Free Trader, Longtime USTR Staffer Are Sadder and Wiser on China
Dan Ikenson, who spent decades in trade policy at the libertarian Cato Institute, said he defended China's behavior for years after it joined the World Trade Organization. "I was in favor of welcoming China into the trading system," he said. But now, Ikenson said during a June 9 webinar hosted by the R Street Institute, he has come to see that China's last 15 years of state-directed capitalism produced enormous externalities. He said some of those externalities include the rise of populism, the political rejection of free trade, and even, in part, the presidency of Donald Trump.
Too many smart people in the trade community were too dismissive of the implications of China's ambitions to be superior technologically, which they have advanced by extorting technology from U.S. businesses as a price of doing business in the Chinese market, he said, and they engaged in "technology theft on a grand scale."
Now, he said, he thinks we should try to hinder those ambitions by restricting investments and imposing export controls, even though export controls are imperfect. "For them to work well, they need to be multilateralized," he said.

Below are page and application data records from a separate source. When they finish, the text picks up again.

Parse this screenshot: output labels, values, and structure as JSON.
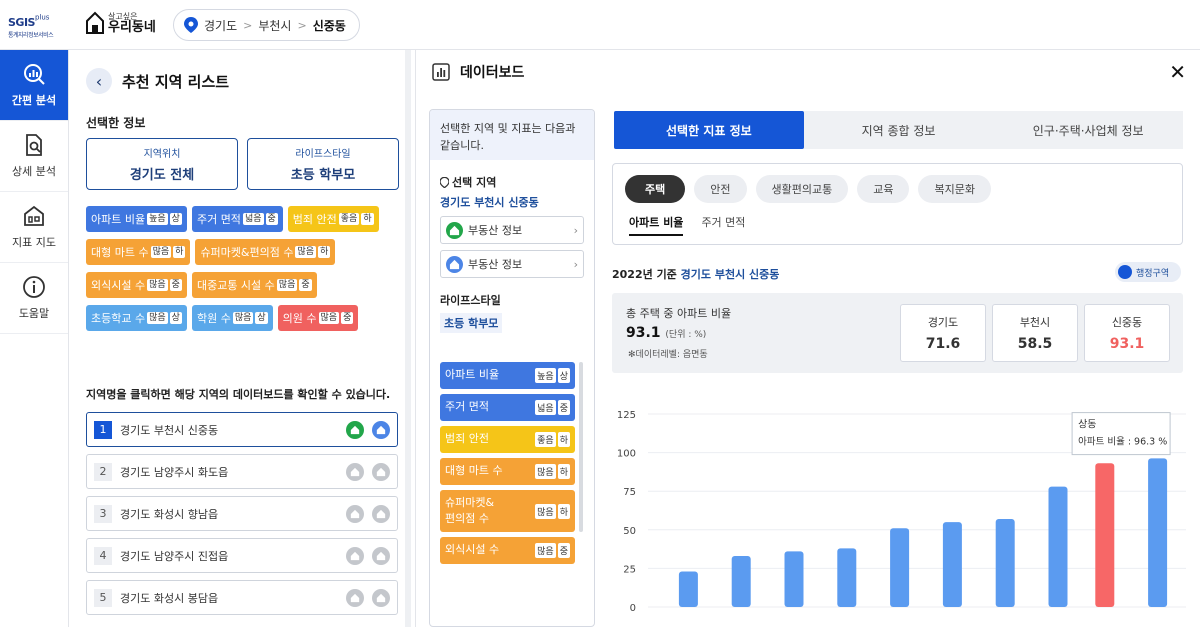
{
  "header": {
    "sgis_name": "SGIS",
    "sgis_plus": "plus",
    "sgis_sub": "통계지리정보서비스",
    "brand_small": "살고싶은",
    "brand_big": "우리동네",
    "breadcrumb": [
      "경기도",
      "부천시",
      "신중동"
    ]
  },
  "sidenav": [
    {
      "label": "간편 분석",
      "icon": "chart-search-icon",
      "active": true
    },
    {
      "label": "상세 분석",
      "icon": "document-search-icon",
      "active": false
    },
    {
      "label": "지표 지도",
      "icon": "house-map-icon",
      "active": false
    },
    {
      "label": "도움말",
      "icon": "info-icon",
      "active": false
    }
  ],
  "left_panel": {
    "title": "추천 지역 리스트",
    "selected_section": "선택한 정보",
    "location_label": "지역위치",
    "location_value": "경기도 전체",
    "lifestyle_label": "라이프스타일",
    "lifestyle_value": "초등 학부모",
    "tags": [
      {
        "label": "아파트 비율",
        "chips": [
          "높음",
          "상"
        ],
        "color": "blue"
      },
      {
        "label": "주거 면적",
        "chips": [
          "넓음",
          "중"
        ],
        "color": "blue"
      },
      {
        "label": "범죄 안전",
        "chips": [
          "좋음",
          "하"
        ],
        "color": "yellow"
      },
      {
        "label": "대형 마트 수",
        "chips": [
          "많음",
          "하"
        ],
        "color": "orange"
      },
      {
        "label": "슈퍼마켓&편의점 수",
        "chips": [
          "많음",
          "하"
        ],
        "color": "orange"
      },
      {
        "label": "외식시설 수",
        "chips": [
          "많음",
          "중"
        ],
        "color": "orange"
      },
      {
        "label": "대중교통 시설 수",
        "chips": [
          "많음",
          "중"
        ],
        "color": "orange"
      },
      {
        "label": "초등학교 수",
        "chips": [
          "많음",
          "상"
        ],
        "color": "sky"
      },
      {
        "label": "학원 수",
        "chips": [
          "많음",
          "상"
        ],
        "color": "sky"
      },
      {
        "label": "의원 수",
        "chips": [
          "많음",
          "중"
        ],
        "color": "red"
      }
    ],
    "note": "지역명을 클릭하면 해당 지역의 데이터보드를 확인할 수 있습니다.",
    "regions": [
      {
        "num": "1",
        "name": "경기도 부천시 신중동",
        "active": true
      },
      {
        "num": "2",
        "name": "경기도 남양주시 화도읍",
        "active": false
      },
      {
        "num": "3",
        "name": "경기도 화성시 향남읍",
        "active": false
      },
      {
        "num": "4",
        "name": "경기도 남양주시 진접읍",
        "active": false
      },
      {
        "num": "5",
        "name": "경기도 화성시 봉담읍",
        "active": false
      }
    ]
  },
  "dashboard": {
    "title": "데이터보드",
    "close": "✕",
    "info_intro": "선택한 지역 및 지표는 다음과 같습니다.",
    "region_label": "선택 지역",
    "region_value": "경기도 부천시 신중동",
    "buttons": [
      "부동산 정보",
      "부동산 정보"
    ],
    "lifestyle_label": "라이프스타일",
    "lifestyle_value": "초등 학부모",
    "metrics": [
      {
        "label": "아파트 비율",
        "chips": [
          "높음",
          "상"
        ],
        "color": "blue"
      },
      {
        "label": "주거 면적",
        "chips": [
          "넓음",
          "중"
        ],
        "color": "blue"
      },
      {
        "label": "범죄 안전",
        "chips": [
          "좋음",
          "하"
        ],
        "color": "yellow"
      },
      {
        "label": "대형 마트 수",
        "chips": [
          "많음",
          "하"
        ],
        "color": "orange"
      },
      {
        "label": "슈퍼마켓&\n편의점 수",
        "chips": [
          "많음",
          "하"
        ],
        "color": "orange"
      },
      {
        "label": "외식시설 수",
        "chips": [
          "많음",
          "중"
        ],
        "color": "orange"
      }
    ],
    "tabs": [
      "선택한 지표 정보",
      "지역 종합 정보",
      "인구·주택·사업체 정보"
    ],
    "categories": [
      "주택",
      "안전",
      "생활편의교통",
      "교육",
      "복지문화"
    ],
    "subtabs": [
      "아파트 비율",
      "주거 면적"
    ],
    "year_prefix": "2022년 기준",
    "year_region": "경기도 부천시 신중동",
    "admin_toggle": "행정구역",
    "summary_label": "총 주택 중 아파트 비율",
    "summary_value": "93.1",
    "summary_unit": "(단위 : %)",
    "summary_note": "✻데이터레벨: 읍면동",
    "compare": [
      {
        "name": "경기도",
        "value": "71.6",
        "highlight": false
      },
      {
        "name": "부천시",
        "value": "58.5",
        "highlight": false
      },
      {
        "name": "신중동",
        "value": "93.1",
        "highlight": true
      }
    ]
  },
  "colors": {
    "primary": "#1556d6",
    "bar": "#5b9bf0",
    "highlight": "#f76767",
    "blue": "#3f77e0",
    "yellow": "#f5c518",
    "orange": "#f5a236",
    "sky": "#5aa8ea",
    "red": "#f0615f"
  },
  "chart_data": {
    "type": "bar",
    "ylim": [
      0,
      125
    ],
    "yticks": [
      0,
      25,
      50,
      75,
      100,
      125
    ],
    "values": [
      23,
      33,
      36,
      38,
      51,
      55,
      57,
      78,
      93.1,
      96.3
    ],
    "highlight_index": 8,
    "tooltip_index": 9,
    "tooltip_title": "상동",
    "tooltip_text": "아파트 비율 : 96.3 %"
  }
}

Ikenson said the phase one China deal is counterproductive, as he believes its purchase promises drive a wedge between the U.S. and Europe and the U.S. and Japan, and he said they are inconsistent with our complaints that China's government is too intertwined with its businesses.
Wendy Cutler, a chief negotiator of the Trans-Pacific Partnership and now vice president of the Asia Society Policy Institute, disagreed. "Was it successful in really getting to the heart of the practices that were laid out in the Section 301 petition? No, but it made some headway." She said the U.S. was unrealistic about how much China would agree to change. "That is the challenge of negotiating with any country, really," she said.
But, at the same time, she said, "Maybe the days are over in terms of reaching incremental deals with China, given the gravity, the seriousness of the problems and the trajectory China is on." She said she's also critical of the European Union's Comprehensive Agreement on Investment with China, because it, too, makes only incremental progress toward leveling the playing field between China and market economies.
Europe is not looking to ratify the CAI after China sanctioned some EU members of parliament over the EU's sanctions on some Chinese officials because of abuses in Xinjiang (see 2106010020).
"The CAI announced late last year likely would have reinforced the wedge" between the EU and the U.S., Ikenson said. "Beijing seems to have squandered that opportunity."
R Street moderator Clark Packard asked if there is any path to rolling back Section 301 tariffs on Chinese goods.
Cutler said that when the business community asks the Biden administration to lift all the tariffs, she says, "I’m a practical person, I look at the politics, I don’t see that happening."
But, she said, maybe the U.S. could reduce the 25% rate to 20% on some items, or, if China fulfills some targeted requests from the U.S., the U.S. removes tariffs on some products.
Ikenson said some say that tariffs could be lifted on non-technology products, but he asked: How can countries have an adversarial relationship in technology, while pretending everything is fine everywhere else?